##### Extracted data

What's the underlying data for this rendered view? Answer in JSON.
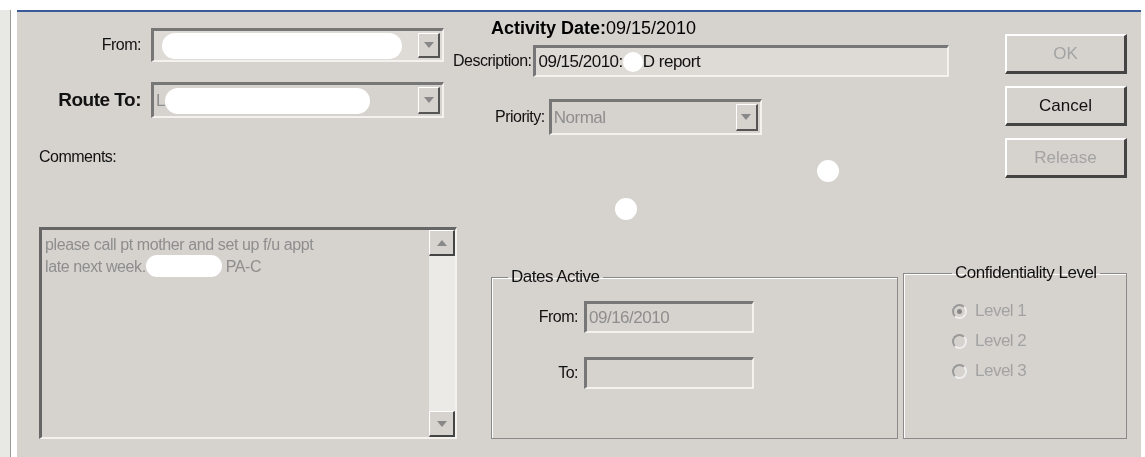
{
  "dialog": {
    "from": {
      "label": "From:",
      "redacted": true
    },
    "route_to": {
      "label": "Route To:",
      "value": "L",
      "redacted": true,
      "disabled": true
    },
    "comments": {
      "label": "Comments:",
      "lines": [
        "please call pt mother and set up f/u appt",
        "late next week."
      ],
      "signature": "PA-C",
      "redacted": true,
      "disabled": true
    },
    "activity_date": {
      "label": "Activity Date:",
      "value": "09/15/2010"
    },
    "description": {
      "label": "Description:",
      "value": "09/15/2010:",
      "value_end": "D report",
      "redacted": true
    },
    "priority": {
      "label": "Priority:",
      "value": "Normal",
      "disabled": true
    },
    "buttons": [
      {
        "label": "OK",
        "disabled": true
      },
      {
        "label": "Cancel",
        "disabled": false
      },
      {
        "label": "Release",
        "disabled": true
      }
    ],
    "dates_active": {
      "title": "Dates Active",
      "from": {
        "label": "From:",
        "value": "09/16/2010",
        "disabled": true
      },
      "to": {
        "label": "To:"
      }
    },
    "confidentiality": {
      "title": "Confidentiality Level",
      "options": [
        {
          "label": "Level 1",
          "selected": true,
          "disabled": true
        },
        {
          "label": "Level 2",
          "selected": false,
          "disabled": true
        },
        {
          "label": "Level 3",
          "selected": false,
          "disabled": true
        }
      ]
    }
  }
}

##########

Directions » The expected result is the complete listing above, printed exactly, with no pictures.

Expected output »
What's the underlying data for this rendered view? Answer in JSON.
{
  "dialog": {
    "from": {
      "label": "From:",
      "redacted": true
    },
    "route_to": {
      "label": "Route To:",
      "value": "L",
      "redacted": true,
      "disabled": true
    },
    "comments": {
      "label": "Comments:",
      "lines": [
        "please call pt mother and set up f/u appt",
        "late next week."
      ],
      "signature": "PA-C",
      "redacted": true,
      "disabled": true
    },
    "activity_date": {
      "label": "Activity Date:",
      "value": "09/15/2010"
    },
    "description": {
      "label": "Description:",
      "value": "09/15/2010:",
      "value_end": "D report",
      "redacted": true
    },
    "priority": {
      "label": "Priority:",
      "value": "Normal",
      "disabled": true
    },
    "buttons": [
      {
        "label": "OK",
        "disabled": true
      },
      {
        "label": "Cancel",
        "disabled": false
      },
      {
        "label": "Release",
        "disabled": true
      }
    ],
    "dates_active": {
      "title": "Dates Active",
      "from": {
        "label": "From:",
        "value": "09/16/2010",
        "disabled": true
      },
      "to": {
        "label": "To:"
      }
    },
    "confidentiality": {
      "title": "Confidentiality Level",
      "options": [
        {
          "label": "Level 1",
          "selected": true,
          "disabled": true
        },
        {
          "label": "Level 2",
          "selected": false,
          "disabled": true
        },
        {
          "label": "Level 3",
          "selected": false,
          "disabled": true
        }
      ]
    }
  }
}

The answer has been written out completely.